- Rinse your mouth with water and spit the water out. Do not swallow the water.;
- Try to hold your breath for 10 seconds.;
- When you have breathed in fully, remove the inhaler from your mouth and close your mouth.;
Clean your inhaler once a week after an evening dose. To clean your inhaler, follow these steps:
- Dampen a clean tissue with water. Wipe the inside of the mouthpiece with the damp tissue.;
- Dampen the tip of a cotton swab with water. Use the damp swab to clean the small hole where the prescription comes out. Twist the swab in a circular motion to remove any prescription that is left in or near the hole.;

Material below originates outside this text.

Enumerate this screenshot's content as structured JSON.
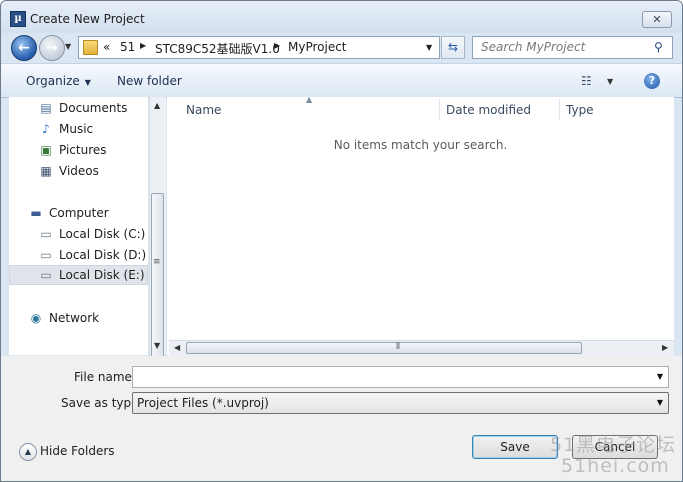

- Leave the mouthpiece uncovered overnight to allow it to air dry.;
- Remove the mouthpiece cap, but leave the canister in the actuator.;
- Repeat step 2 with a second cotton swab.;
- Replace the mouthpiece cap when the actuator is dry.;
Fluticasone is a synthetic adrenocortical steroid possessing very potent mineralocorticoid properties and high glucocorticoid activity. It is prescribed as partial replacement therapy for primary and secondary adrenocortical insufficiency in Addison's disease and for the treatment of salt-losing adrenogenital syndrome. The physiologic action of fludrocortisone acetate is similar to that of hydrocortisone. However, the effects of fludrocortisone acetate, particularly on electrolyte balance, but also on carbohydrate metabolism, are considerably heightened and prolonged. Mineralocorticoids act on the distal tubules of the kidney to enhance the reabsorption of sodium ions from the tubular fluid into the plasma; they increase the urinary excretion of both potassium and hydrogen ions.
Fluticasone side effects that you should report to your health care professional or doctor as soon as possible:
- burning, tingling, numbness, or weakness in arms or legs;
- chest pain or tightness;
- darkening of skin;
- difficulty breathing or swallowing;
- difficulty speaking;
- easy bruising;
- enlarged face and neck;
- extreme tiredness;
- fainting or dizziness when standing up from a sitting or lying position;
- growth of hair on the face;
- irregular menstrual periods;
- irregular menstruation (periods);
- loss of appetite;
- muscle weakness;
- new or increased acne (pimples);
- new or worsening acne;
- painful white patches in the mouth or throat+;
- pink or purple stretch marks on the skin;
- red or fluid filled bumps on skin;
- shortness of breath;
- sore or irritated throat;
- stuffy or runny nose;
- swelling of the face, throat, tongue, lips, eyes, hands, feet, ankles, or lower legs;
- weight loss;